Although a force throughout the 1950s, these “liberal dissenters” did not really make signiﬁcant membership gains until the early 1960s. Much of this group’s steady growth from 1954 to 1974 occurred in direct response to escalation of the American military effort in Vietnam, and the continued failure of that policy to end the war either in the form of a political settlement or a military victory. Most of the intellectuals who joined this group during the course of the war were initially liberal supporters of the policy.
Rightwing philanthropic sources also provided lucrative ﬁnancial support to keep the magazine going. As a dissident minority group well outside the mainstream of the country’s intellectual life, conservatives were quite self-conscious, seeming to realize their lack of continuity with the American past and its traditions. Ashamed of values and attitudes traditionally associated with the American political right, such as white supremacy, nativism, and anti-Catholicism, conservative intellectuals of the 1950s often found their ideals outside the American experience—in such traditions as Burkean England, the economics of Adam Smith, or the anticommunist Catholicism of Pope Pius XII.
S. 7 The IRC had moved into Saigon with the intention of assisting Vietnamese anticommunists who were being relocated below the seventeenth parallel as part of the Geneva Agreements. 8 Buttinger’s pessimism sprang from his initial impressions of the strength of Ho’s communists, and his feeling that the South was simply too weak to rule its own people. Buttinger’s early days in Saigon were similar to those experienced by many American intellectuals, ofﬁcials, and military advisers who traveled to South Vietnam between 1954 and 1956.

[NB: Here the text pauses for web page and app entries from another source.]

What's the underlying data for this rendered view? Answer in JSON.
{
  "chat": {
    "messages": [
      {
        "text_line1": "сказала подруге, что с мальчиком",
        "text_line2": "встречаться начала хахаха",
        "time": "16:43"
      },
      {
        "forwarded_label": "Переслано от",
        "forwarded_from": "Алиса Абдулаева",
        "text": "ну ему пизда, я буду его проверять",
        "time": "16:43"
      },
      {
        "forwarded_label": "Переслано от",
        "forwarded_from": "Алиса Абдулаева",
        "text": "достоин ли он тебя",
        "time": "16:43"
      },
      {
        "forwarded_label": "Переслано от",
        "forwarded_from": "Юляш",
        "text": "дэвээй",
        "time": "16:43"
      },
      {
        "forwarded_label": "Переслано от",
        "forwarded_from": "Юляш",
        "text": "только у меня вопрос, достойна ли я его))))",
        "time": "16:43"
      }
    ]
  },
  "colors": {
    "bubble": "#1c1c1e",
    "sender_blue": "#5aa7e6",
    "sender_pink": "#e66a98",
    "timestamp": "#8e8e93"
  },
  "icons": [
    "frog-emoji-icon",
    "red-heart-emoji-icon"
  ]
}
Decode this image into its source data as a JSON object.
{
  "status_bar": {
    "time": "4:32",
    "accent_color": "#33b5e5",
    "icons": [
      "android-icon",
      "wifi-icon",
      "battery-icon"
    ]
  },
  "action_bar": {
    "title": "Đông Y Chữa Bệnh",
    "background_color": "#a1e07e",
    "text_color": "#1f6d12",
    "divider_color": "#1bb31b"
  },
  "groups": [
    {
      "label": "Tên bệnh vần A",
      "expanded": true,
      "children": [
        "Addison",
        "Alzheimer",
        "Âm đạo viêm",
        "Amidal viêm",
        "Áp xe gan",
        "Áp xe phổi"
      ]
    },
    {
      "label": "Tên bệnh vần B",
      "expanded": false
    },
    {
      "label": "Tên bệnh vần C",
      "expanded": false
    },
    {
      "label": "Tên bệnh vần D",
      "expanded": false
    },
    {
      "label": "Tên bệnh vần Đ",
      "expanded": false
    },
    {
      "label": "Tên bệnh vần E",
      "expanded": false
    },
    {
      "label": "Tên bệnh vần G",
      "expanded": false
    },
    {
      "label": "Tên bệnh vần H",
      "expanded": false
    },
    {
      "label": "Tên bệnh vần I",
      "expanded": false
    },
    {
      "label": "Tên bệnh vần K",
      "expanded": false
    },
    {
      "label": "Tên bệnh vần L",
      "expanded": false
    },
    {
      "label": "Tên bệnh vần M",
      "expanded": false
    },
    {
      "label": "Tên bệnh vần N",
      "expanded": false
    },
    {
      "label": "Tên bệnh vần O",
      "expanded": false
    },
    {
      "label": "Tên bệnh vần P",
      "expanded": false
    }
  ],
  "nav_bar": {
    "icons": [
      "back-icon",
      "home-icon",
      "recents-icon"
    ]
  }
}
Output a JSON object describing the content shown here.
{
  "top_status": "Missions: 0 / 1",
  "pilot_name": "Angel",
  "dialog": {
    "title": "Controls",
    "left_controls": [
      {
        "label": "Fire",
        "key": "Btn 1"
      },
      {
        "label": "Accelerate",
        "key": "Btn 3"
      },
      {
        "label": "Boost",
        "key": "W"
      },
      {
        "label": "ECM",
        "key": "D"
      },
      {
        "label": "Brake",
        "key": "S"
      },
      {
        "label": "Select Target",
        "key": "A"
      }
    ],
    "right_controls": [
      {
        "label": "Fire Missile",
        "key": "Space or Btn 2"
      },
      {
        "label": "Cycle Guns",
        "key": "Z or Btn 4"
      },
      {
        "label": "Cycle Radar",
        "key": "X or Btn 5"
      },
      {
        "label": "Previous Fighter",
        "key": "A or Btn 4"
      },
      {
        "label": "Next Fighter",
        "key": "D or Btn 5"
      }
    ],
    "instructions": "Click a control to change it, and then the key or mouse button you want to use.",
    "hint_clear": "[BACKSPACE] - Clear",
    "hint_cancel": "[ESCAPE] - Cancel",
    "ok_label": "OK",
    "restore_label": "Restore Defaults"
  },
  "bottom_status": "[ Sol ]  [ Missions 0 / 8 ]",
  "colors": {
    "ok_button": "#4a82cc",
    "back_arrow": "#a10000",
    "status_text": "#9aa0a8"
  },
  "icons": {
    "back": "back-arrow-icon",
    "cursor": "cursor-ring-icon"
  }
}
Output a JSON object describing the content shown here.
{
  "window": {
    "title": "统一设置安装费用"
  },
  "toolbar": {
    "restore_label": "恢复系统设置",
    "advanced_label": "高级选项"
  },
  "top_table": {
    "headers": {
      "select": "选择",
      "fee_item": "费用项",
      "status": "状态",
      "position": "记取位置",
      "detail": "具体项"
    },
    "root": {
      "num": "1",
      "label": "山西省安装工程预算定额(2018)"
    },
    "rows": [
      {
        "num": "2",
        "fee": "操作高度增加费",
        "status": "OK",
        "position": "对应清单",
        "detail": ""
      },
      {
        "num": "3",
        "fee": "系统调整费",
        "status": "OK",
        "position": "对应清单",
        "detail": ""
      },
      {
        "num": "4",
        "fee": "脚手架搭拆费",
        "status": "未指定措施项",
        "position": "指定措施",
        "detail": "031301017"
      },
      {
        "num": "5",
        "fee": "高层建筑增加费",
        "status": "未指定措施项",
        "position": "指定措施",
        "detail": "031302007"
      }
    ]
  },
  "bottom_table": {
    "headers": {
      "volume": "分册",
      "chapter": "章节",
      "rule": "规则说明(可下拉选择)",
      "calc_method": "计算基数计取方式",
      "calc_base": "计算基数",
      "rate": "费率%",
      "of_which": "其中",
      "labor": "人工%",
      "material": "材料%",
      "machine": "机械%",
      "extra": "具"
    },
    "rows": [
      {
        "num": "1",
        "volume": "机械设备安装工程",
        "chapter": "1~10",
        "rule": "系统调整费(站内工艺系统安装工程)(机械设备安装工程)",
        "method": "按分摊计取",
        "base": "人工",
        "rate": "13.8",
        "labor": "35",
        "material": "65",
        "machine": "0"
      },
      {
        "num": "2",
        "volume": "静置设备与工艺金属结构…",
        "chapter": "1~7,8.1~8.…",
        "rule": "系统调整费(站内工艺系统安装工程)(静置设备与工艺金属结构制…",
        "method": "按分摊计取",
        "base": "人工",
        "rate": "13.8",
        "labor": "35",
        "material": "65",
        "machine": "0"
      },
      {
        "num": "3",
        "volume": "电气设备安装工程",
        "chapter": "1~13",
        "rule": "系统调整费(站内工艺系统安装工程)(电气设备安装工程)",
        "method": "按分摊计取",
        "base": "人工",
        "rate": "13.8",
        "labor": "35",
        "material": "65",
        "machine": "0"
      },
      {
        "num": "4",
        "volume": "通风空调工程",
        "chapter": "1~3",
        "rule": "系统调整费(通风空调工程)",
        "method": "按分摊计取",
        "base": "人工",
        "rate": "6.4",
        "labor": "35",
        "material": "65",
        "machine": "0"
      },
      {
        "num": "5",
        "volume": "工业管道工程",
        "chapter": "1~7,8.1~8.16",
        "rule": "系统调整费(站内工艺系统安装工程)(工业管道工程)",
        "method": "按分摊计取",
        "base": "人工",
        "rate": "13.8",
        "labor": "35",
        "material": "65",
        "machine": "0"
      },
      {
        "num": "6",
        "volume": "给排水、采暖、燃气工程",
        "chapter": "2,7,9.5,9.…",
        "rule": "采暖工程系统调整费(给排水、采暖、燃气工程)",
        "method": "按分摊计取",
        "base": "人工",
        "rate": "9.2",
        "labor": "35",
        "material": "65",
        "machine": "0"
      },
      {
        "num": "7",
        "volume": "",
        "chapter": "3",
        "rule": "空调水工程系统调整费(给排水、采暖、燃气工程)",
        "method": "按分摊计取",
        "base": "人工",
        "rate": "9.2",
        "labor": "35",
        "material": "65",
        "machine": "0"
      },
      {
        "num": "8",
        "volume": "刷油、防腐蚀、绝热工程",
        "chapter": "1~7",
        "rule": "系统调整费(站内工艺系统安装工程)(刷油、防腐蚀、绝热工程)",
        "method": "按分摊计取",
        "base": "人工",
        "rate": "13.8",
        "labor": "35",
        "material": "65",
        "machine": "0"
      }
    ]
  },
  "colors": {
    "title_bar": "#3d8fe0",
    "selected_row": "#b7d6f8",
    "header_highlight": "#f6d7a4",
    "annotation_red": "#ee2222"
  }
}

Apocalypse Then: American Intellectuals and the Vietnam War, 1954-1975 by Robert R. Tomes